  •  The culture of objection.
  • The need to base argument and conclusions on facts. If common sense reigns, we can do this safely or not at all.
  • We have the technology and responsibility.
  • We can regenerate the excitement and hope of the 1960’s.

By Bill Butterworth

5 April 15


Compound and gas head

Construction of a gas head. Take emotion out of the discussion; the technology says that if we have the right inspection culture, we can do fracking safely. Fracking is normally used in geothermal drilling and safely so, Yet nobody objects. Why is shale gas exploration different? It isn’t.

The trouble with common sense is that it isn’t common any more.

My wife and I were born in the1940’s and went through the 1960’s in our early 20’s.  We had children who, at around 10 or 12 years old, when 60’s music came round again, asked, “Were the 1960’s really exciting?”  My wife and I looked at each other and paused, then together, our eyes opened wide and in unison said, “Yes, they really were.”  There was a positive, hopeful feeling about the future and a culture of enthusiasm.

These days, whatever anyone plans, there is always a NIMBY group who march and wave placards.  Worse than that, what is commonly called by professional objectors as “direct action” allows them to cause serious problems that have been agreed by an elected government in a democracy. Peaceful objection is a strength of democracy.  Physical obstruction and violence is not. It is too easy for organised and peaceful groups to get high-jacked by irresponsible people for their own ends.
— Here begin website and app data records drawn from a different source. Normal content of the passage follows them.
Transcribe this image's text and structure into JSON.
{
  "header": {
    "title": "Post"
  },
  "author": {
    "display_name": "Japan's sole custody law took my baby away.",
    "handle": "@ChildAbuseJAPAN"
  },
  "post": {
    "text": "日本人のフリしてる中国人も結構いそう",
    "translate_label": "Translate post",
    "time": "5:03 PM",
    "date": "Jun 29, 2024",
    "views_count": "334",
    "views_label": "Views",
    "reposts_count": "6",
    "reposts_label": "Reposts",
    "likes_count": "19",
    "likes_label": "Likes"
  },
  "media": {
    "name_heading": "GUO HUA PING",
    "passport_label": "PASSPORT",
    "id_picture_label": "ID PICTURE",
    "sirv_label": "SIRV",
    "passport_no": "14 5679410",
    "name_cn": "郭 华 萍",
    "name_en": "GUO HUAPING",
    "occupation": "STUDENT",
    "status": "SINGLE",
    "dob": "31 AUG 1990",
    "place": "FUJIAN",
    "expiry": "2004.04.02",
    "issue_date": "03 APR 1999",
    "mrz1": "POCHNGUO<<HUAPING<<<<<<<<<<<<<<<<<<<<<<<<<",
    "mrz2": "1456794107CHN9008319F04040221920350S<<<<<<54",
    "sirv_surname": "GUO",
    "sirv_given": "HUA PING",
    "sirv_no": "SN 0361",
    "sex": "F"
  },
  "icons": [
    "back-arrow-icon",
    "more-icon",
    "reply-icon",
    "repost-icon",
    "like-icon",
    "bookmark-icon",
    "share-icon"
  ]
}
In moral terms, in the long run, the end rarely justifies the means.

Why bring this argument up?  Well, I went to the funeral of a good man in North Yorkshire last week.  One of the respectful assembled drew my attention to some local newspaper cuttings on local objections to possible shale gas exploration in the Ryedale area.

Fear is often unreasonable and this, as many “anti-fracking” groups, went beyond asking perfectly reasonable questions and had already decided what the answers are, at least partly in ignorance.

What happened in the USA? Many reports of irresponsibility and environmental damage are certainly justified and we really do not want such things to happen here. They probably won’t for several very simple reasons.

  • That was there, then.
  • Lessons have been learned, even in the USA.
  • This is here, now. We live in the most regulated country, in the most regulated continent that the world has ever known.
  • Our Environment Agency, believe you me, will be covering their backs very, very carefully.
  • Generally, we the British, believe it or not, really do have the best technology in the world and our technologists are the most responsible in the world.
  • There are drilling fluids which are very safe; British designed and drinkable, they willnot pollute ground water.

Question is, is the great British public, and you as an individual, prepared to demand the facts and consider the situation carefully and with common sense without getting emotional based on rumour?  Provided we do it sensibly, and if it is right and properly safeguarded, we do get on with it, this is potentially an enormous bonus for our health services, our public services generally and our kids.  It could re-generate the feeling of hope and excitement of the ‘60’s again.